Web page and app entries
Start of Block
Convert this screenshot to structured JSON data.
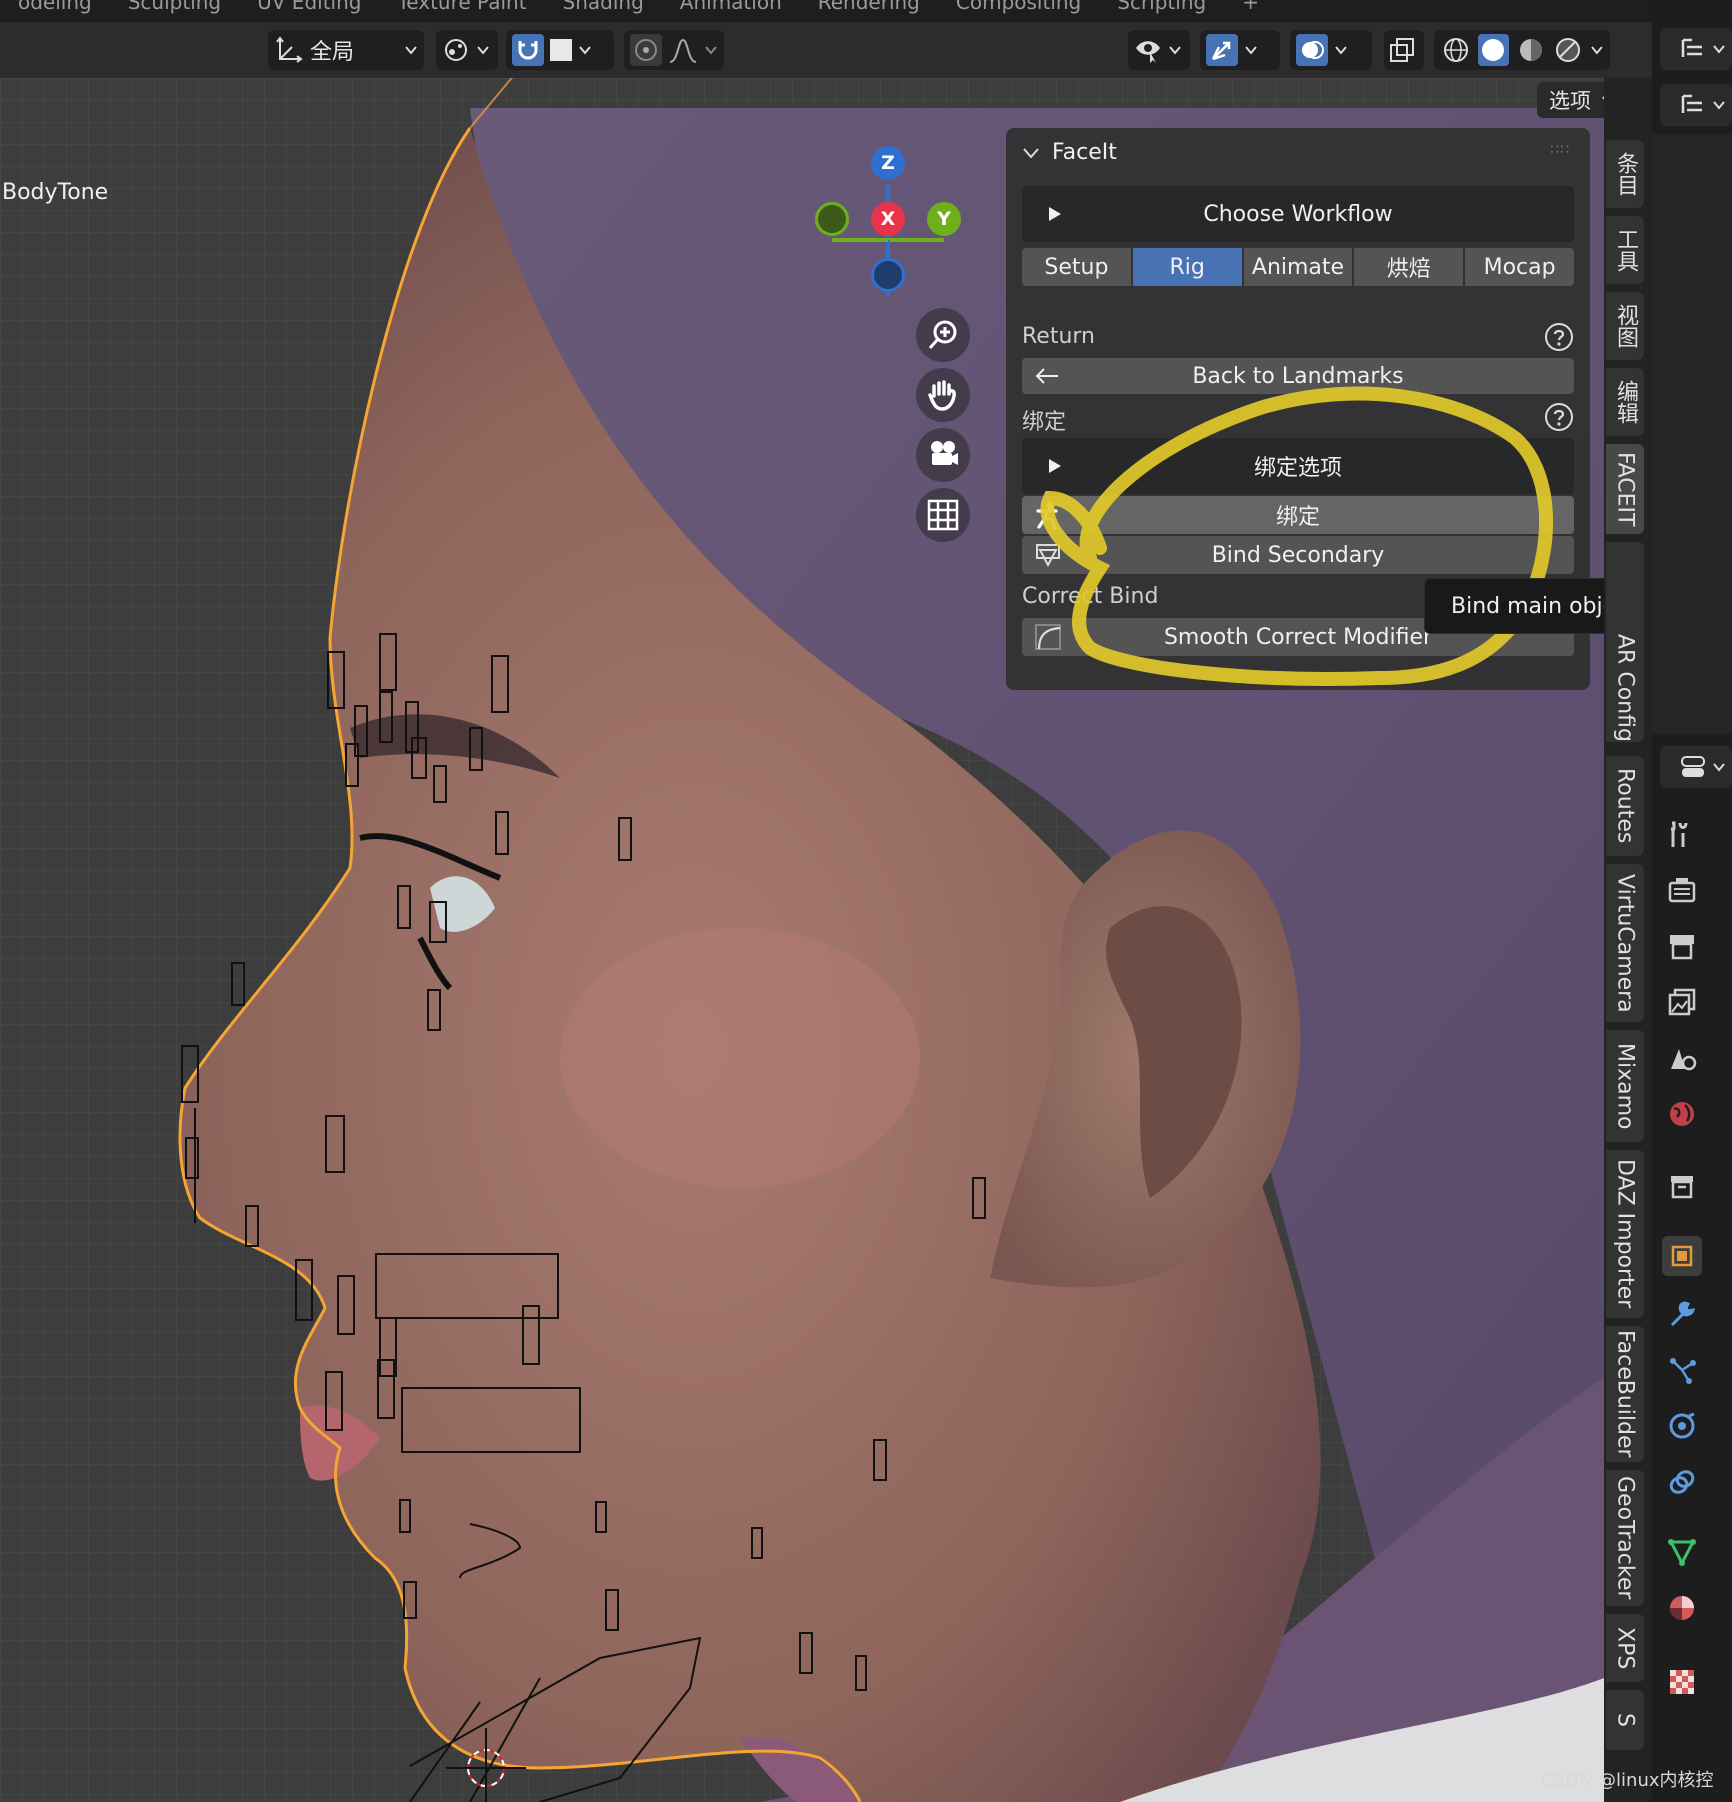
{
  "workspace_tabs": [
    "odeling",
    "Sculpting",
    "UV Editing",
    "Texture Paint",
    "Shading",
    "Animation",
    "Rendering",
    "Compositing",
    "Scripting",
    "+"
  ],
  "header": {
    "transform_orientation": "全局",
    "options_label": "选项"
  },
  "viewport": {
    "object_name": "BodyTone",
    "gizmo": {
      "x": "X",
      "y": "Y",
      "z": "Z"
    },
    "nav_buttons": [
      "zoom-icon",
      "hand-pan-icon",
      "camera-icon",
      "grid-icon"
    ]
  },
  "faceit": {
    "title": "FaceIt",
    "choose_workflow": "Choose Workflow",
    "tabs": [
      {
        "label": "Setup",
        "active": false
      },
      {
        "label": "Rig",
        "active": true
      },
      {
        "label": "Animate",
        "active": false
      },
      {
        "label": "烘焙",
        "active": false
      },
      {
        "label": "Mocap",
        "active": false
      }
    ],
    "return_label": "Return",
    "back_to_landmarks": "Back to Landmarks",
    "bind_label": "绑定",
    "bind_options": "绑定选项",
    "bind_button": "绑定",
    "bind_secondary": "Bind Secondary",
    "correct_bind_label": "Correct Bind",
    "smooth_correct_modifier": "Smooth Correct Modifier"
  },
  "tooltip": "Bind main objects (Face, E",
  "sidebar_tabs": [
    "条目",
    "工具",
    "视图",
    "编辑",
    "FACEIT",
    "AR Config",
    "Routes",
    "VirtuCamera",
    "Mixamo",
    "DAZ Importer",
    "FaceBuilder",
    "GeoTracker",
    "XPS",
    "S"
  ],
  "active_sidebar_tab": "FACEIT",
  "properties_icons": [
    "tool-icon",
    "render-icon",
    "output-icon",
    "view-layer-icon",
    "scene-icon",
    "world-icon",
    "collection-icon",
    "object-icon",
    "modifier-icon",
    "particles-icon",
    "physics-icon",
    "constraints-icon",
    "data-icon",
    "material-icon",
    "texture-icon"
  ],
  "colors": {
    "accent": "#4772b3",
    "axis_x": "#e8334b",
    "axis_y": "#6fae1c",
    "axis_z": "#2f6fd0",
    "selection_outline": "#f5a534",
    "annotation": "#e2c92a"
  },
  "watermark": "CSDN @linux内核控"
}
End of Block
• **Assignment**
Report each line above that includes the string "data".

• **Written response**
Convert this screenshot to structured JSON data.
    "data-icon",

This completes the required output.